BOSTON, MA — If I were asked to identify a female role model, I would choose Connie Chung over Betty Friedan.
Most of the college women I know view feminism - and all of its radical connotations - as a social movement encountered only in US history classes.
Throughout my three years as an undergraduate at Harvard University, I, like many of my female friends, have shied away from specifically feminist activities and organizations. I have taken my gender for granted.
Thus, you can imagine my surprise and disgust last spring when I learned that a male classmate, Drew Douglas, had been accused of raping another Harvard student.
Not only had I eaten dinner with Mr. Douglas in the social feeding frenzy that characterizes our freshman dining hall, but I had sat across the room from him throughout a semester-long economics section.
I was shocked that a fellow member of the class of 2000, born and bred in our era of political correctness, might have committed such an act, even if, as in this case, he was under the influence of alcohol. After all, we had all been high school freshmen during the Clarence Thomas/Anita Hill affair when the term sexual harassment entered into our 15-year-old daily lexicon.
I have always felt comfortable as a woman at Harvard. Supposed gender awareness pervades the campus. From the numerous female speakers, women leaders' conferences and Radcliffe College events, to a recent university-wide change in official terminology from "freshman" to "first-year," Harvard and its students have always seemed inclusive and accepting of the female 48 percent of the student body.
For the past two years, dynamic and intelligent women presidents have led our student government. Women's studies classes are consistently over-enrolled.
Two weeks ago, Harvard's Faculty Council debated whether to dismiss Douglas from the university. Dismissal is Harvard's de facto policy of expulsion. The faculty was presented with the Middlesex Superior Court's account of the sexual assault, taken from the hearing where Douglas pled guilty to indecent assault and battery.
The Middlesex Superior Court convicted Douglas on the charges of indecent assault and battery. The Faculty Council's disciplining committee and victim herself, however, contend that a rape did occur.
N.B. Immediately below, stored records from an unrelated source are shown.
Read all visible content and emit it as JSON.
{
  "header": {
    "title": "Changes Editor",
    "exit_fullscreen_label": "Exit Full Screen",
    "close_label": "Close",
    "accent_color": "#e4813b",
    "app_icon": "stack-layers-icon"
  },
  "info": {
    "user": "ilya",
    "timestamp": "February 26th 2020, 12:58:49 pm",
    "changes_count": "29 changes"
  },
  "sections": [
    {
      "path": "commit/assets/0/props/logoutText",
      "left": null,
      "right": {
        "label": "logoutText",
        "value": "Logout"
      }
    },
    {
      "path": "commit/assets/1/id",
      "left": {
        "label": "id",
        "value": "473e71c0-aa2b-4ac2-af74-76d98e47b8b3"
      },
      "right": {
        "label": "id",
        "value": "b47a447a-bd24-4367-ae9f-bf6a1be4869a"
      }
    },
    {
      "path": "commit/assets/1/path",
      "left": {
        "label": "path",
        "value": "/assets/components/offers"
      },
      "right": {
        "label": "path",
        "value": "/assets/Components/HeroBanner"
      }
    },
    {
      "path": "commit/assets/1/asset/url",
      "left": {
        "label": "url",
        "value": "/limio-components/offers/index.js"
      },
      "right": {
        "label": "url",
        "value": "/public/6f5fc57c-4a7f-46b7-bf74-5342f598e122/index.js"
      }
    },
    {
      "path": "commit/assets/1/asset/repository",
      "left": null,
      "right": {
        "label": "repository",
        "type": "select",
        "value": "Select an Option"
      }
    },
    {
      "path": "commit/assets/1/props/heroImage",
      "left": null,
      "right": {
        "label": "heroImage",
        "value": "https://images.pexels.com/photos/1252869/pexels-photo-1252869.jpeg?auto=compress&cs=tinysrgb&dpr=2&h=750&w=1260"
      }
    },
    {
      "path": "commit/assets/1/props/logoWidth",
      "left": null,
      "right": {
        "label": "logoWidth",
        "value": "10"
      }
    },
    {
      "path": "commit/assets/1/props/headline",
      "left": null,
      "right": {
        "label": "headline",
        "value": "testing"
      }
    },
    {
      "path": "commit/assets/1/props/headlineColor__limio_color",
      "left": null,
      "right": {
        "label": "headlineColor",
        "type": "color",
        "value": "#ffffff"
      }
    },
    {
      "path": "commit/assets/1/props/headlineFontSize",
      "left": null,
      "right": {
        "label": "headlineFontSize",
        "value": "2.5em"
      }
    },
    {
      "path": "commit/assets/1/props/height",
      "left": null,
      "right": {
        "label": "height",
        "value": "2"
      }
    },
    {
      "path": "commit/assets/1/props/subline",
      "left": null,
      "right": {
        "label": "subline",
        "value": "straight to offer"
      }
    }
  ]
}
As I joined more than 200 students in a fervent pro-dismissal rally, I felt my gender securities slowly dissolve.
We waited as our professors discussed the appropriate punishment for someone already considered to be a sexual felon by Middlesex County and a rapist by Harvard College. The Faculty Council debated what they considered the case's ambiguities: Had the victim provoked Douglas? What was the nature of their interactions throughout the evening? Did she refuse him with adequate force?
I hope the spirit of protest which engulfed our campus during this debate will continue, even after the final vote of 101 to 19 in favor of dismissal. For, as we stood vigil late into the night, we realized that beneath Harvard's politically correct veneer, sexism still lingers. In an institution that must debate whether to dismiss a convicted sex offender, women have yet to achieve full security.
Beyond the immediate case, the school lacks significant resources for victims of sexual assault and rape. Harvard is the second richest nonprofit in the world (after the Vatican). Yet, unlike many other schools, we have no women's center or 24-hour rape crisis hot line, and insufficient counseling and health services for victims of sex crimes.
In addition, while the orientation for first-year students includes a mandatory three-hour workshop on plagiarism, similar workshops that discuss the parameters of sexual violence are optional, sporadic, and underpublicized.
On the most basic level, there is a noticeable lack of social acceptance provided to victims of any kind of sexual abuse. Both the victim of the Douglas assault as well as the victim of a second rape that occurred last spring (the second case is scheduled to appear before the Faculty Council next month) remained silent about their experiences. The two women recently "came out" to the campus, describing their feelings of embarrassment, helplessness, and isolation in a student newspaper.
Harvard can continue changing gender-unfriendly titles such as "freshman," and inviting women leaders to speak to us. But until sexual assault, violence, and rape are unconditionally condemned by this institution, women are still not equal members of our community.
Until the resources afforded to current female students are commensurate to the luxurious resources dedicated to development, something is drastically wrong with the values upheld by my school.
And until women feel entirely comfortable in every classroom, dining hall, and late-night party, even if they are surrounded by inebriated male classmates, all students, administrators, and faculty members dare not remain silent.
I have realized that the feminist struggle embraced by our mothers is not over. So I am off to the library, where I'll unearth Betty Friedan's "The Feminine Mystique" and brush off the cobwebs.
*Dafna Hochman, a junior at Harvard University, is an editor of The Harvard Crimson. She is majoring in social studies.